In the open position, the valve is full bore with no flow restrictions. During closing, two pinch bars squeeze the valve sleeve shut on the centerline. Bubble tight shut-off is provided even if solids have built up on the sleeve wall. The rubber sleeve is the only wearing part which significantly reduces maintenance costs and extends service

Pinch Valve OperationPinch valves can be either shut off valves (also known as isolation valves) or control valves, and provide superior performance in the most demanding applications, where conventional valves encounter problems with wear due to increased turbulence. When the controlled flow is abrasive, it is a big advantage to have only one, wear resistant, valve part in contact with the medium. Because of this, the need for maintenance and spare parts is greatly reduced.

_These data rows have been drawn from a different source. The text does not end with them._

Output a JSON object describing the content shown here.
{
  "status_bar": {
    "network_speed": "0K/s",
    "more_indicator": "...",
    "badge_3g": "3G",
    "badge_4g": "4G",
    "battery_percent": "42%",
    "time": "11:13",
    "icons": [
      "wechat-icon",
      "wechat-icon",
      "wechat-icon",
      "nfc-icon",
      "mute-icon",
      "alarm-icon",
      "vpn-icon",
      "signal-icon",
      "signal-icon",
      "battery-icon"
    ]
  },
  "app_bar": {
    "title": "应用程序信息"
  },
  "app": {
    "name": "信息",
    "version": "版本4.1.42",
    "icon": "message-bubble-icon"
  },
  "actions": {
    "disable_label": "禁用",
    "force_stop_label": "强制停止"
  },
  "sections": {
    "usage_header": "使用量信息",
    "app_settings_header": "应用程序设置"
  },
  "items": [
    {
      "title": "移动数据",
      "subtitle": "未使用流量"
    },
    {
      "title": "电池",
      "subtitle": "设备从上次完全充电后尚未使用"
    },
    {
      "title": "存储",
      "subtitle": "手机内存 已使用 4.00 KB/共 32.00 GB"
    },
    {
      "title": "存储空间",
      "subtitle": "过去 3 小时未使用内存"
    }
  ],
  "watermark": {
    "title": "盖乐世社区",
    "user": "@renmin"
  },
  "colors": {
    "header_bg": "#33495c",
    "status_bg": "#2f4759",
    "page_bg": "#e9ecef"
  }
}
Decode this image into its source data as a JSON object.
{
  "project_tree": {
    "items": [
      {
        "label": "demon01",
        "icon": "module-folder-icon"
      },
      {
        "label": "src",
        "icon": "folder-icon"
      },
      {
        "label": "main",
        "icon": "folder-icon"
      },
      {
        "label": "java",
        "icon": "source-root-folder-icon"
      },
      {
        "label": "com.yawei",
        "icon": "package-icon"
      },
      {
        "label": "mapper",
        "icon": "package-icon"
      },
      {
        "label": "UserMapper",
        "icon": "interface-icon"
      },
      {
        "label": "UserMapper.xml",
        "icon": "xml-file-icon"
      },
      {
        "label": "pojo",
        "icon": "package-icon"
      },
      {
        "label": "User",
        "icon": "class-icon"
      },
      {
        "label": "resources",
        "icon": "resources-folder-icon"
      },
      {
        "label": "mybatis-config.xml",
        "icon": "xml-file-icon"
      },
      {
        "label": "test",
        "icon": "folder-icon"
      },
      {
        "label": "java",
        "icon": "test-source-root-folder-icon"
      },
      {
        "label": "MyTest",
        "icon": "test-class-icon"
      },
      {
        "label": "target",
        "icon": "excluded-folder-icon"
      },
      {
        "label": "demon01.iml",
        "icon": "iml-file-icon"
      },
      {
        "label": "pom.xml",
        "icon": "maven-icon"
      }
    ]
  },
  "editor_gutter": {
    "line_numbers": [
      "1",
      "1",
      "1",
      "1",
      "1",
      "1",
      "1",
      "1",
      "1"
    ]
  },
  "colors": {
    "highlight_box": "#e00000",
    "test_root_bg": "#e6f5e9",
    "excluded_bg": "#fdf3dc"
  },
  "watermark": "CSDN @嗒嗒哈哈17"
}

As the valves are self-cleaning, even if any solids are accumulated in the sleeve wall, it breaks away when the valve is operated. This is due to the flexibility of the sleeve, making the valve lifetime longer than many other competing products on the market. The sleeve is naturally wear resistant and when particles hit the sleeve’s rubber surface, the energy is absorbed and released when the rubber bounces back.
Pinch Valve Advantages

Strongly consider the use of a pinch valve to retrofit or replace the failing ball, butterfly, or gate valve in your application. Most plant maintenance and engineering staff will tell you they are very pleased with the decision.

For more information on the many uses and applications of pinch valves, contact Automatic Controls of Virginia. They can be reached by calling (804) 752-1000 or visit their web site at https://acva.com.